The American Psychiatric Association, founded in 1844, the world’s largest psychiatric organization, is the medical specialty society representing more than 33,000 psychiatric physicians from the United States and around the world. Its members work together to ensure humane care and effective treatment for all persons with mental disorders, including intellectual developmental disorders and substance use disorders. The APA is the voice and conscience of modern psychiatry.
The mission of the APA is to:
- Promote the highest quality care for individuals with mental disorders (including intellectual developmental disorders and substance use disorders) and their families;
- Promote psychiatric education and research; advance and represent the profession of psychiatry, and
- Serve the professional needs of its membership.
The APA is divided into seven Areas, each representing either groups of contiguous states or, in the case of New York State and California, a single large state. The state of California is Area 6 of the APA, also known as the California Psychiatric Association. The Area provides the regional organizational structure as the interface between the APA’s Assembly and the District Branches and promotes the relationship between organized psychiatry and state governments.
With the exception of New York State and California, each Area is further divided into District Branches, each of which represents a single state. Due to their size and complexity, Area 2, New York State, and Area 6, California, are further divided into several District Branches, each representing members in geographic subdivisions within the state. New York State has 19 District Branches; California has 5 District Branches. The Central California Psychiatric Society is one of California’s 5 District Branches.
To be a member of any District Branch, including CCPS, a psychiatrist must also be a member of the APA. Conversely, to be a member of the APA, one must be a member of the District Branch representing the geographic area in which the psychiatrist lives. Involvement and participation with the Area derives from membership in the District Branch and the APA.
Some of these counties and/or regions have organized into Chapters, representing contiguous geographic localities within the jurisdiction of CCPS. Membership in a Chapter is open to any physician who is a member of CCPS.

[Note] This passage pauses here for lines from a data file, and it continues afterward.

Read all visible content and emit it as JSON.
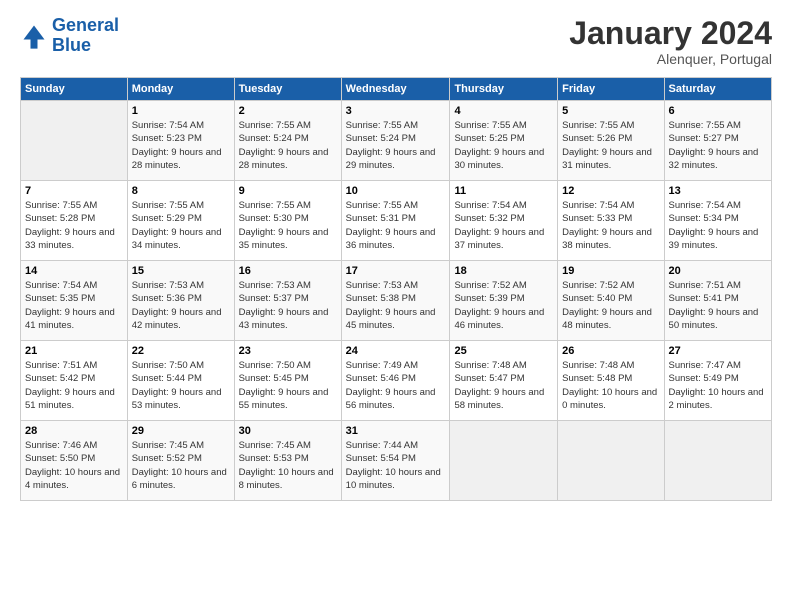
{
  "logo": {
    "line1": "General",
    "line2": "Blue"
  },
  "header": {
    "month": "January 2024",
    "location": "Alenquer, Portugal"
  },
  "weekdays": [
    "Sunday",
    "Monday",
    "Tuesday",
    "Wednesday",
    "Thursday",
    "Friday",
    "Saturday"
  ],
  "weeks": [
    [
      {
        "day": "",
        "sunrise": "",
        "sunset": "",
        "daylight": ""
      },
      {
        "day": "1",
        "sunrise": "Sunrise: 7:54 AM",
        "sunset": "Sunset: 5:23 PM",
        "daylight": "Daylight: 9 hours and 28 minutes."
      },
      {
        "day": "2",
        "sunrise": "Sunrise: 7:55 AM",
        "sunset": "Sunset: 5:24 PM",
        "daylight": "Daylight: 9 hours and 28 minutes."
      },
      {
        "day": "3",
        "sunrise": "Sunrise: 7:55 AM",
        "sunset": "Sunset: 5:24 PM",
        "daylight": "Daylight: 9 hours and 29 minutes."
      },
      {
        "day": "4",
        "sunrise": "Sunrise: 7:55 AM",
        "sunset": "Sunset: 5:25 PM",
        "daylight": "Daylight: 9 hours and 30 minutes."
      },
      {
        "day": "5",
        "sunrise": "Sunrise: 7:55 AM",
        "sunset": "Sunset: 5:26 PM",
        "daylight": "Daylight: 9 hours and 31 minutes."
      },
      {
        "day": "6",
        "sunrise": "Sunrise: 7:55 AM",
        "sunset": "Sunset: 5:27 PM",
        "daylight": "Daylight: 9 hours and 32 minutes."
      }
    ],
    [
      {
        "day": "7",
        "sunrise": "Sunrise: 7:55 AM",
        "sunset": "Sunset: 5:28 PM",
        "daylight": "Daylight: 9 hours and 33 minutes."
      },
      {
        "day": "8",
        "sunrise": "Sunrise: 7:55 AM",
        "sunset": "Sunset: 5:29 PM",
        "daylight": "Daylight: 9 hours and 34 minutes."
      },
      {
        "day": "9",
        "sunrise": "Sunrise: 7:55 AM",
        "sunset": "Sunset: 5:30 PM",
        "daylight": "Daylight: 9 hours and 35 minutes."
      },
      {
        "day": "10",
        "sunrise": "Sunrise: 7:55 AM",
        "sunset": "Sunset: 5:31 PM",
        "daylight": "Daylight: 9 hours and 36 minutes."
      },
      {
        "day": "11",
        "sunrise": "Sunrise: 7:54 AM",
        "sunset": "Sunset: 5:32 PM",
        "daylight": "Daylight: 9 hours and 37 minutes."
      },
      {
        "day": "12",
        "sunrise": "Sunrise: 7:54 AM",
        "sunset": "Sunset: 5:33 PM",
        "daylight": "Daylight: 9 hours and 38 minutes."
      },
      {
        "day": "13",
        "sunrise": "Sunrise: 7:54 AM",
        "sunset": "Sunset: 5:34 PM",
        "daylight": "Daylight: 9 hours and 39 minutes."
      }
    ],
    [
      {
        "day": "14",
        "sunrise": "Sunrise: 7:54 AM",
        "sunset": "Sunset: 5:35 PM",
        "daylight": "Daylight: 9 hours and 41 minutes."
      },
      {
        "day": "15",
        "sunrise": "Sunrise: 7:53 AM",
        "sunset": "Sunset: 5:36 PM",
        "daylight": "Daylight: 9 hours and 42 minutes."
      },
      {
        "day": "16",
        "sunrise": "Sunrise: 7:53 AM",
        "sunset": "Sunset: 5:37 PM",
        "daylight": "Daylight: 9 hours and 43 minutes."
      },
      {
        "day": "17",
        "sunrise": "Sunrise: 7:53 AM",
        "sunset": "Sunset: 5:38 PM",
        "daylight": "Daylight: 9 hours and 45 minutes."
      },
      {
        "day": "18",
        "sunrise": "Sunrise: 7:52 AM",
        "sunset": "Sunset: 5:39 PM",
        "daylight": "Daylight: 9 hours and 46 minutes."
      },
      {
        "day": "19",
        "sunrise": "Sunrise: 7:52 AM",
        "sunset": "Sunset: 5:40 PM",
        "daylight": "Daylight: 9 hours and 48 minutes."
      },
      {
        "day": "20",
        "sunrise": "Sunrise: 7:51 AM",
        "sunset": "Sunset: 5:41 PM",
        "daylight": "Daylight: 9 hours and 50 minutes."
      }
    ],
    [
      {
        "day": "21",
        "sunrise": "Sunrise: 7:51 AM",
        "sunset": "Sunset: 5:42 PM",
        "daylight": "Daylight: 9 hours and 51 minutes."
      },
      {
        "day": "22",
        "sunrise": "Sunrise: 7:50 AM",
        "sunset": "Sunset: 5:44 PM",
        "daylight": "Daylight: 9 hours and 53 minutes."
      },
      {
        "day": "23",
        "sunrise": "Sunrise: 7:50 AM",
        "sunset": "Sunset: 5:45 PM",
        "daylight": "Daylight: 9 hours and 55 minutes."
      },
      {
        "day": "24",
        "sunrise": "Sunrise: 7:49 AM",
        "sunset": "Sunset: 5:46 PM",
        "daylight": "Daylight: 9 hours and 56 minutes."
      },
      {
        "day": "25",
        "sunrise": "Sunrise: 7:48 AM",
        "sunset": "Sunset: 5:47 PM",
        "daylight": "Daylight: 9 hours and 58 minutes."
      },
      {
        "day": "26",
        "sunrise": "Sunrise: 7:48 AM",
        "sunset": "Sunset: 5:48 PM",
        "daylight": "Daylight: 10 hours and 0 minutes."
      },
      {
        "day": "27",
        "sunrise": "Sunrise: 7:47 AM",
        "sunset": "Sunset: 5:49 PM",
        "daylight": "Daylight: 10 hours and 2 minutes."
      }
    ],
    [
      {
        "day": "28",
        "sunrise": "Sunrise: 7:46 AM",
        "sunset": "Sunset: 5:50 PM",
        "daylight": "Daylight: 10 hours and 4 minutes."
      },
      {
        "day": "29",
        "sunrise": "Sunrise: 7:45 AM",
        "sunset": "Sunset: 5:52 PM",
        "daylight": "Daylight: 10 hours and 6 minutes."
      },
      {
        "day": "30",
        "sunrise": "Sunrise: 7:45 AM",
        "sunset": "Sunset: 5:53 PM",
        "daylight": "Daylight: 10 hours and 8 minutes."
      },
      {
        "day": "31",
        "sunrise": "Sunrise: 7:44 AM",
        "sunset": "Sunset: 5:54 PM",
        "daylight": "Daylight: 10 hours and 10 minutes."
      },
      {
        "day": "",
        "sunrise": "",
        "sunset": "",
        "daylight": ""
      },
      {
        "day": "",
        "sunrise": "",
        "sunset": "",
        "daylight": ""
      },
      {
        "day": "",
        "sunrise": "",
        "sunset": "",
        "daylight": ""
      }
    ]
  ]
}
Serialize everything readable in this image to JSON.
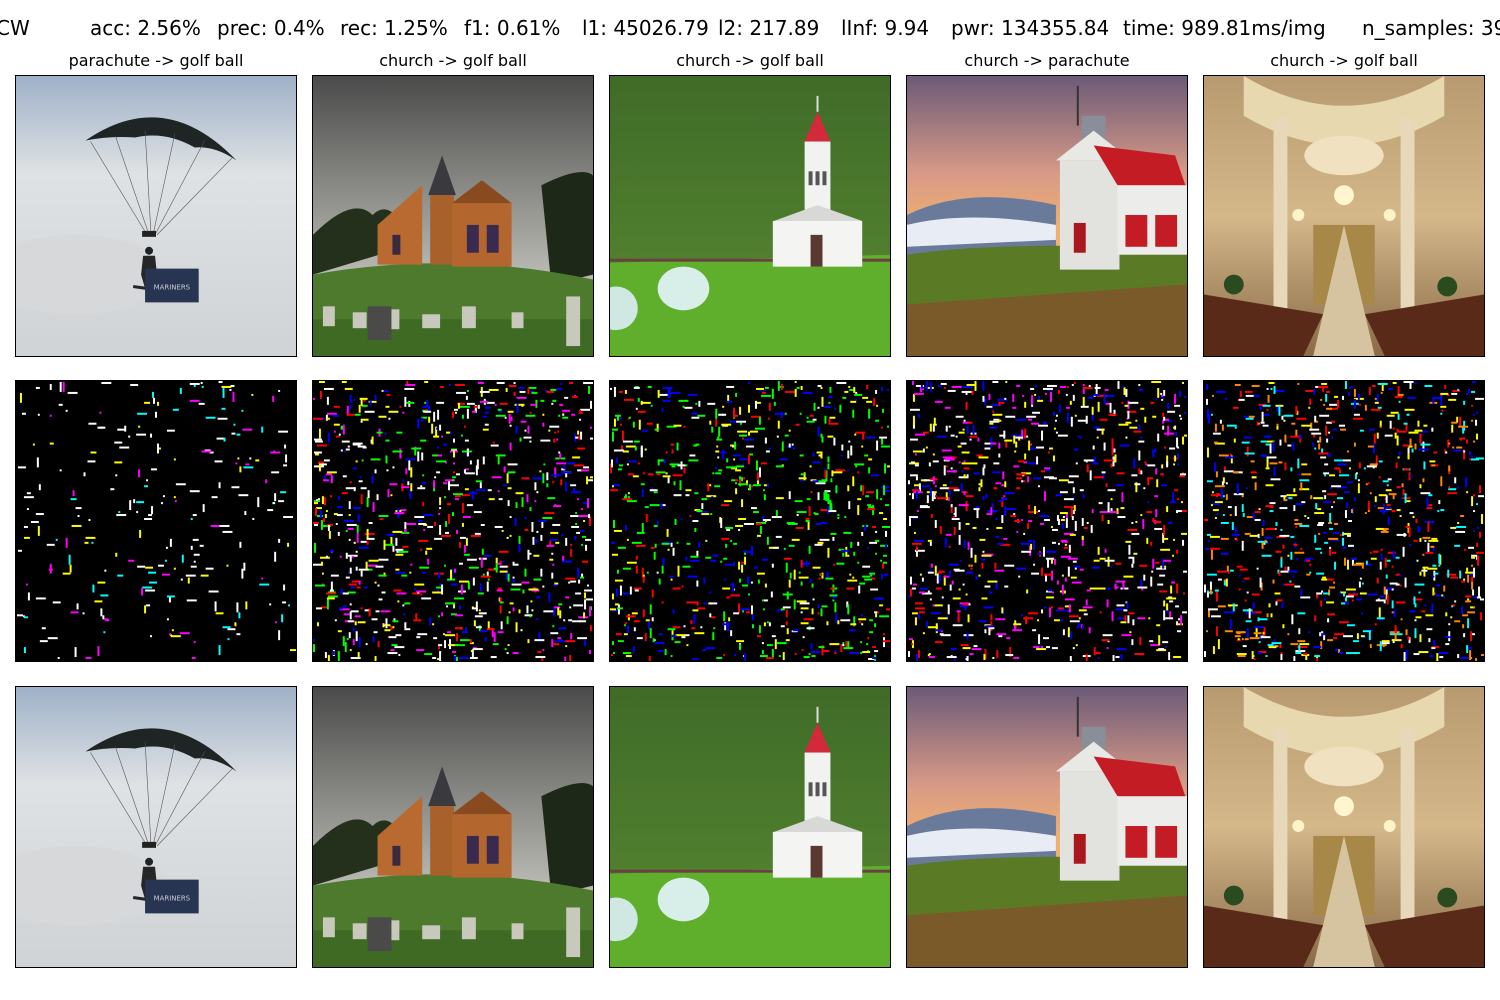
{
  "header": {
    "method": "CW",
    "acc": "acc: 2.56%",
    "prec": "prec: 0.4%",
    "rec": "rec: 1.25%",
    "f1": "f1: 0.61%",
    "l1": "l1: 45026.79",
    "l2": "l2: 217.89",
    "linf": "lInf: 9.94",
    "pwr": "pwr: 134355.84",
    "time": "time: 989.81ms/img",
    "n_samples": "n_samples: 39"
  },
  "columns": [
    {
      "title": "parachute -> golf ball",
      "scene": "parachute"
    },
    {
      "title": "church -> golf ball",
      "scene": "stone-church"
    },
    {
      "title": "church -> golf ball",
      "scene": "white-chapel"
    },
    {
      "title": "church -> parachute",
      "scene": "red-roof-church"
    },
    {
      "title": "church -> golf ball",
      "scene": "cathedral-interior"
    }
  ],
  "rows": [
    "original",
    "perturbation",
    "adversarial"
  ],
  "colors": {
    "sky": "#cfd6dc",
    "grass": "#4e8a2a",
    "roof_red": "#c8202a",
    "perturb_bg": "#000000"
  }
}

Officers in CCPS include the President, President-Elect, Vice President, Secretary, Treasurer, and Representatives to the Assembly of the American Psychiatric Association.

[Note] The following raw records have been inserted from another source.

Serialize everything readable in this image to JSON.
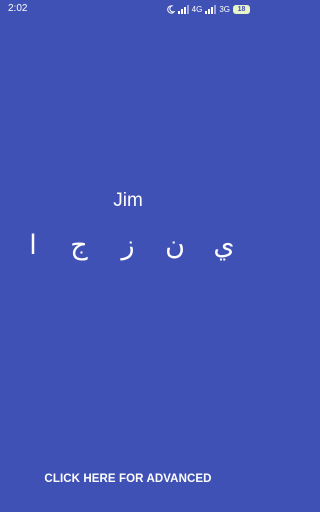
{
  "status_bar": {
    "time": "2:02",
    "network_1": "4G",
    "network_2": "3G",
    "battery": "18"
  },
  "word": "Jim",
  "letters": [
    "ا",
    "ج",
    "ز",
    "ن",
    "ي"
  ],
  "advanced_button_label": "CLICK HERE FOR ADVANCED",
  "colors": {
    "background": "#3f51b5",
    "text": "#ffffff",
    "battery": "#e8f5c8"
  }
}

The Council derives its powers from the Society, including its policymaking function. The Council has general supervision of the affairs of CCPS. Voting members of the Council include the elected Officers, six elected Councilors-at-Large, four Resident Councilors (one from each Residency training program within the territory of CCPS), the President or his/her designee from each of the chartered Chapters of the Society, and the two Immediate Past Presidents.

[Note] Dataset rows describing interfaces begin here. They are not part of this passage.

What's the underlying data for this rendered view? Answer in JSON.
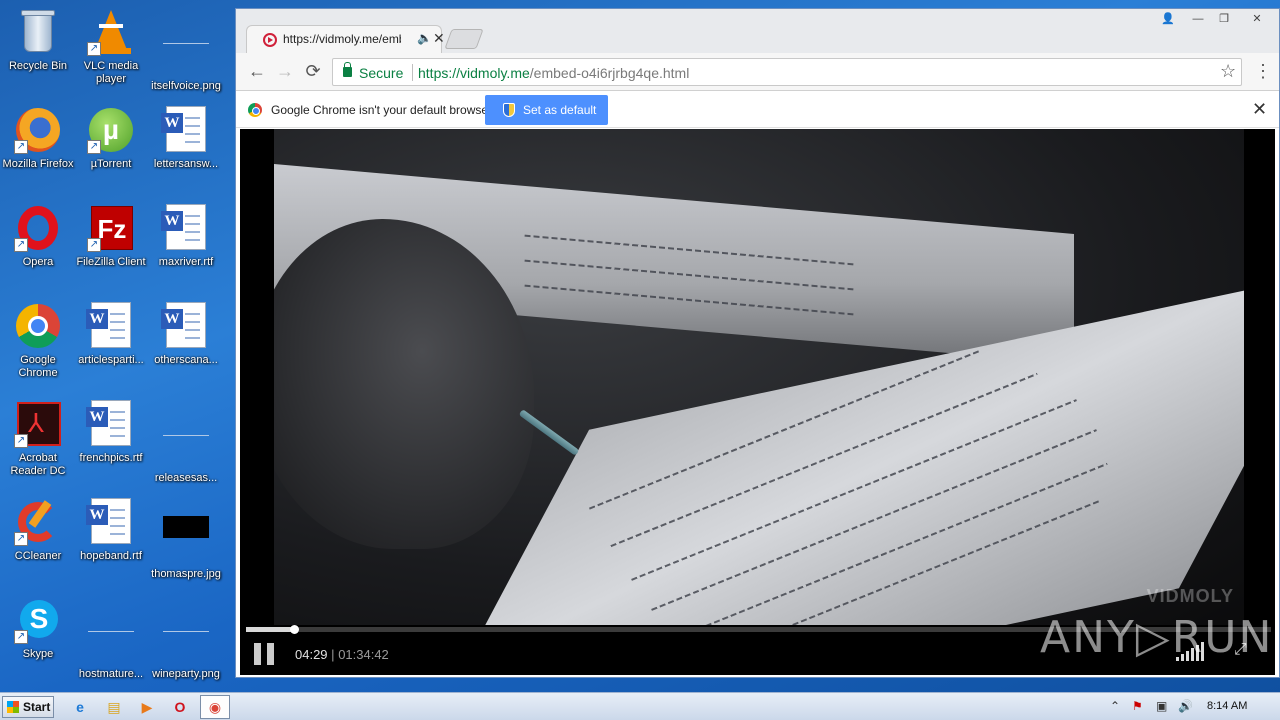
{
  "desktop": {
    "icons": [
      {
        "label": "Recycle Bin",
        "icon": "recycle-bin-icon"
      },
      {
        "label": "VLC media player",
        "icon": "vlc-icon"
      },
      {
        "label": "itselfvoice.png",
        "icon": "image-file-icon"
      },
      {
        "label": "Mozilla Firefox",
        "icon": "firefox-icon"
      },
      {
        "label": "µTorrent",
        "icon": "utorrent-icon"
      },
      {
        "label": "lettersansw...",
        "icon": "word-doc-icon"
      },
      {
        "label": "Opera",
        "icon": "opera-icon"
      },
      {
        "label": "FileZilla Client",
        "icon": "filezilla-icon"
      },
      {
        "label": "maxriver.rtf",
        "icon": "word-doc-icon"
      },
      {
        "label": "Google Chrome",
        "icon": "chrome-icon"
      },
      {
        "label": "articlesparti...",
        "icon": "word-doc-icon"
      },
      {
        "label": "otherscana...",
        "icon": "word-doc-icon"
      },
      {
        "label": "Acrobat Reader DC",
        "icon": "acrobat-icon"
      },
      {
        "label": "frenchpics.rtf",
        "icon": "word-doc-icon"
      },
      {
        "label": "releasesas...",
        "icon": "image-file-icon"
      },
      {
        "label": "CCleaner",
        "icon": "ccleaner-icon"
      },
      {
        "label": "hopeband.rtf",
        "icon": "word-doc-icon"
      },
      {
        "label": "thomaspre.jpg",
        "icon": "image-file-icon"
      },
      {
        "label": "Skype",
        "icon": "skype-icon"
      },
      {
        "label": "hostmature...",
        "icon": "image-file-icon"
      },
      {
        "label": "wineparty.png",
        "icon": "image-file-icon"
      }
    ]
  },
  "browser": {
    "tab": {
      "title": "https://vidmoly.me/emb",
      "close": "✕",
      "audio": "🔈"
    },
    "window_controls": [
      "👤",
      "—",
      "❐",
      "✕"
    ],
    "nav": {
      "back": "←",
      "forward": "→",
      "reload": "⟳"
    },
    "omnibox": {
      "secure_label": "Secure",
      "url_host": "https://vidmoly.me",
      "url_path": "/embed-o4i6rjrbg4qe.html"
    },
    "star": "☆",
    "menu": "⋮",
    "infobar": {
      "message": "Google Chrome isn't your default browser.",
      "button": "Set as default",
      "close": "✕"
    }
  },
  "player": {
    "watermark": "VIDMOLY",
    "current_time": "04:29",
    "separator": "|",
    "duration": "01:34:42",
    "progress_fraction": 0.047,
    "fullscreen": "⤢"
  },
  "overlay": {
    "brand": "ANY▷RUN"
  },
  "taskbar": {
    "start_label": "Start",
    "apps": [
      {
        "icon": "ie-icon",
        "glyph": "e"
      },
      {
        "icon": "explorer-icon",
        "glyph": "▤"
      },
      {
        "icon": "media-player-icon",
        "glyph": "▶"
      },
      {
        "icon": "opera-icon",
        "glyph": "O"
      },
      {
        "icon": "chrome-icon",
        "glyph": "◉"
      }
    ],
    "tray": [
      "⌃",
      "⚑",
      "▣",
      "🔊"
    ],
    "clock": "8:14 AM"
  }
}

The voting members of the Executive Committee of the Council are the elected Officers and the Immediate Past President. During intervals between Council meetings, the Executive Committee may exercise the powers of the Council. All actions of the Executive Committee shall be reported to and ratified by the Council at its next meeting.
CCPS has several standing committees, as required by the Constitution, and other committees representing constituent groups of CCPS, interest groups, and groups that perform specific functions as required or desired by CCPS.